> EXERCISE: Which lines in the records below contain the word "مدیر"? Copy each one out.

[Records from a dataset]
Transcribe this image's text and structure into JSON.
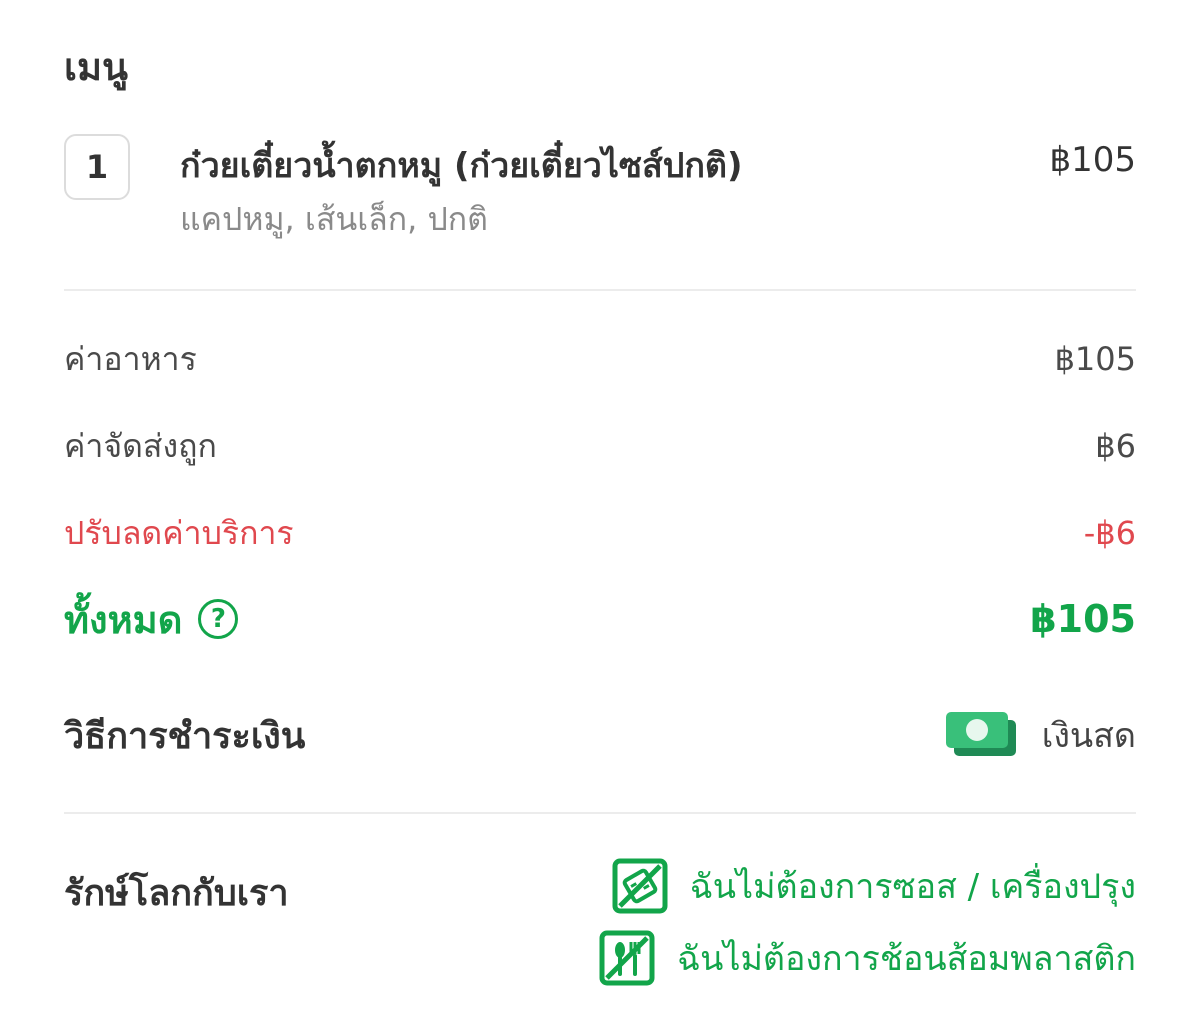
{
  "menu": {
    "title": "เมนู",
    "items": [
      {
        "qty": "1",
        "name": "ก๋วยเตี๋ยวน้ำตกหมู (ก๋วยเตี๋ยวไซส์ปกติ)",
        "options": "แคปหมู, เส้นเล็ก, ปกติ",
        "price": "฿105"
      }
    ]
  },
  "summary": {
    "food_label": "ค่าอาหาร",
    "food_value": "฿105",
    "delivery_label": "ค่าจัดส่งถูก",
    "delivery_value": "฿6",
    "discount_label": "ปรับลดค่าบริการ",
    "discount_value": "-฿6",
    "total_label": "ทั้งหมด",
    "total_value": "฿105",
    "help_symbol": "?"
  },
  "payment": {
    "label": "วิธีการชำระเงิน",
    "method_icon": "cash-icon",
    "method": "เงินสด"
  },
  "eco": {
    "label": "รักษ์โลกกับเรา",
    "options": [
      {
        "icon": "no-sauce-icon",
        "text": "ฉันไม่ต้องการซอส / เครื่องปรุง"
      },
      {
        "icon": "no-cutlery-icon",
        "text": "ฉันไม่ต้องการช้อนส้อมพลาสติก"
      }
    ]
  },
  "colors": {
    "accent_green": "#12a54a",
    "discount_red": "#e0484e",
    "muted_text": "#8a8a8a",
    "divider": "#ececec"
  }
}
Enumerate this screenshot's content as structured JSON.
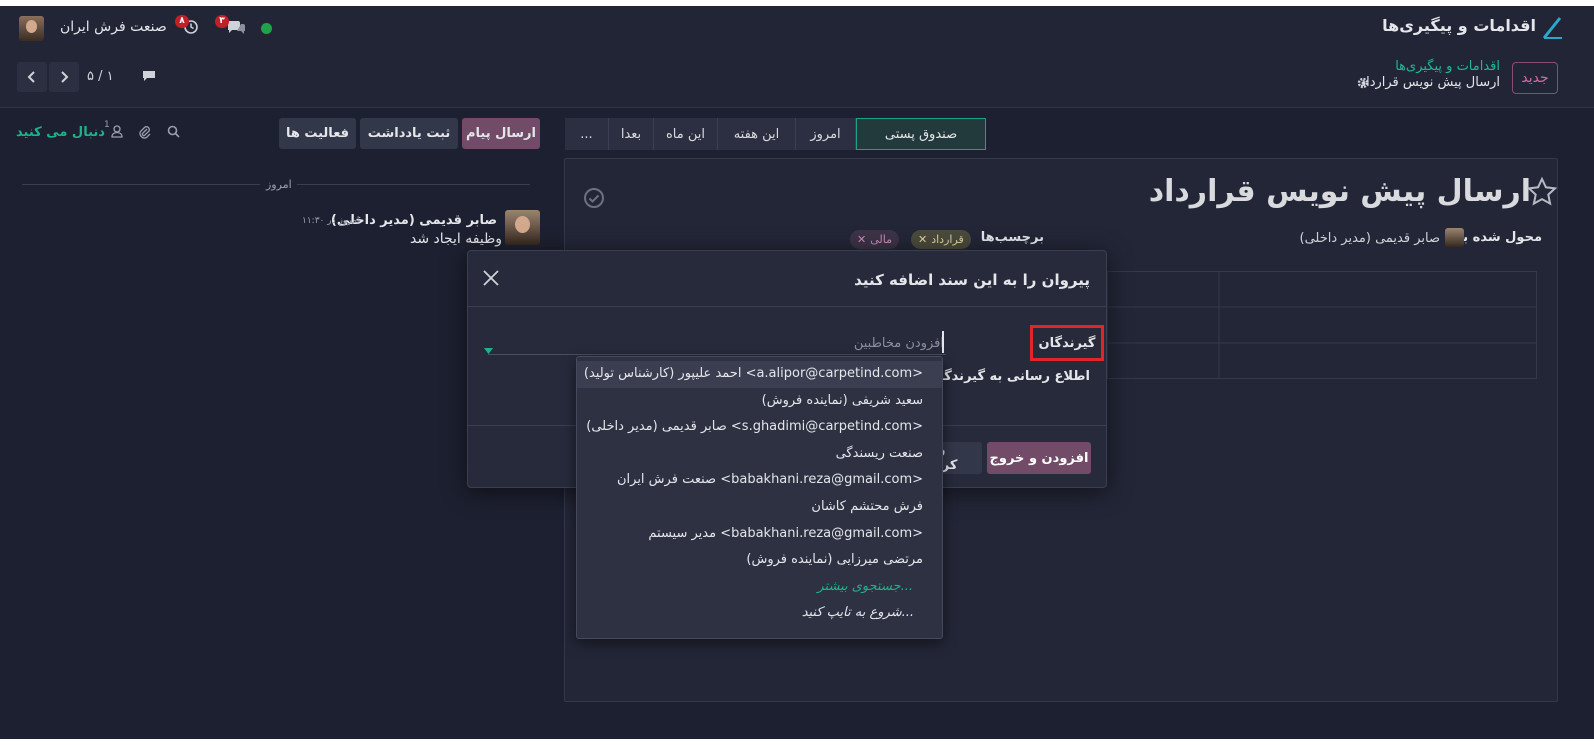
{
  "navbar": {
    "app_title": "اقدامات و پیگیری‌ها",
    "company": "صنعت فرش ایران",
    "activity_badge": "۸",
    "messages_badge": "۳"
  },
  "control_panel": {
    "new_button": "جدید",
    "breadcrumb_parent": "اقدامات و پیگیری‌ها",
    "breadcrumb_current": "ارسال پیش نویس قرارداد",
    "pager_value": "۵ / ۱"
  },
  "chatter": {
    "send_message": "ارسال پیام",
    "log_note": "ثبت یادداشت",
    "activities": "فعالیت ها",
    "follow": "دنبال می کنید",
    "follower_count": "1",
    "today_label": "امروز",
    "message": {
      "author": "صابر قدیمی (مدیر داخلی)",
      "date": "امروز در ۱۱:۳۰",
      "body": "وظیفه ایجاد شد"
    }
  },
  "statusbar": {
    "stages": [
      "...",
      "بعدا",
      "این ماه",
      "این هفته",
      "امروز",
      "صندوق پستی"
    ],
    "active": "صندوق پستی"
  },
  "form": {
    "title": "ارسال پیش نویس قرارداد",
    "assigned_label": "محول شده به",
    "assigned_value": "صابر قدیمی (مدیر داخلی)",
    "tags_label": "برچسب‌ها",
    "tags": [
      "قرارداد",
      "مالی"
    ]
  },
  "modal": {
    "title": "پیروان را به این سند اضافه کنید",
    "recipients_label": "گیرندگان",
    "recipients_placeholder": "افزودن مخاطبین",
    "notify_label": "اطلاع رسانی به گیرندگان",
    "add_close_button": "افزودن و خروج",
    "discard_button": "رها کردن"
  },
  "dropdown": {
    "items": [
      "احمد علیپور (کارشناس تولید) <a.alipor@carpetind.com>",
      "سعید شریفی (نماینده فروش)",
      "صابر قدیمی (مدیر داخلی) <s.ghadimi@carpetind.com>",
      "صنعت ریسندگی",
      "صنعت فرش ایران <babakhani.reza@gmail.com>",
      "فرش محتشم کاشان",
      "مدیر سیستم <babakhani.reza@gmail.com>",
      "مرتضی میرزایی (نماینده فروش)"
    ],
    "search_more": "جستجوی بیشتر...",
    "start_typing": "شروع به تایپ کنید..."
  },
  "colors": {
    "background": "#1d2030",
    "primary": "#714b67",
    "accent": "#1fb28a",
    "highlight_border": "#e0262b"
  }
}
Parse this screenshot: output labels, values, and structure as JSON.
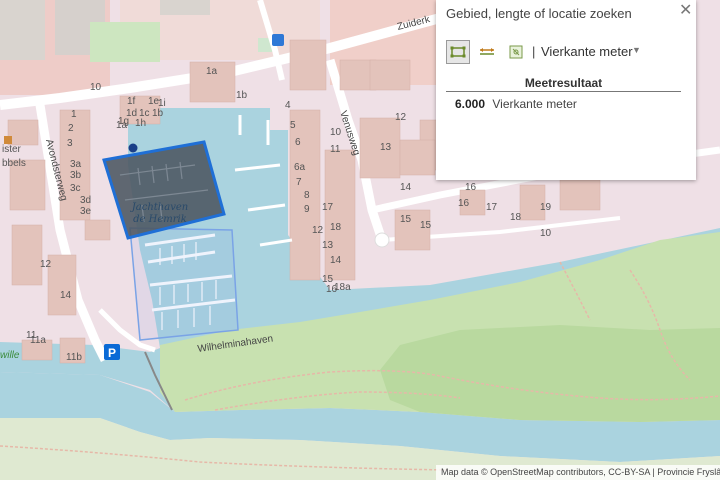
{
  "map": {
    "marina_label_line1": "Jachthaven",
    "marina_label_line2": "de Hemrik",
    "street_avondster": "Avondsterweg",
    "street_venus": "Venusweg",
    "street_zuiderk": "Zuiderk",
    "street_wilhelmina": "Wilhelminahaven",
    "parking_label": "P",
    "left_label_1": "ister",
    "left_label_2": "bbels",
    "left_label_3": "wille",
    "house_numbers": [
      "1a",
      "1b",
      "1f",
      "1e",
      "1d",
      "1c",
      "1b",
      "1a",
      "1g",
      "1h",
      "1i",
      "1",
      "2",
      "3",
      "3a",
      "3b",
      "3c",
      "3d",
      "3e",
      "4",
      "5",
      "6",
      "6a",
      "7",
      "8",
      "9",
      "10",
      "11",
      "12",
      "13",
      "14",
      "15",
      "16",
      "17",
      "18",
      "18a",
      "12",
      "14",
      "15",
      "16",
      "16",
      "10",
      "11",
      "11a",
      "11b",
      "10",
      "12",
      "13",
      "14",
      "15",
      "16",
      "17",
      "18",
      "19"
    ]
  },
  "panel": {
    "search_text": "Gebied, lengte of locatie zoeken",
    "close_symbol": "✕",
    "separator": "|",
    "unit_select": "Vierkante meter",
    "result_header": "Meetresultaat",
    "result_value": "6.000",
    "result_unit": "Vierkante meter"
  },
  "attribution": "Map data © OpenStreetMap contributors, CC-BY-SA | Provincie Fryslân | P",
  "colors": {
    "water": "#aad3df",
    "green": "#c8e1b0",
    "residential": "#f1dfe7",
    "building": "#e9c9c0",
    "measured_area": "#4a5560",
    "measure_border": "#2a73d6"
  }
}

> TASK RESPONSE:
      "author": "صابر قدیمی (مدیر داخلی)",
    "assigned_value": "صابر قدیمی (مدیر داخلی)",
      "صابر قدیمی (مدیر داخلی) <s.ghadimi@carpetind.com>",
      "مدیر سیستم <babakhani.reza@gmail.com>",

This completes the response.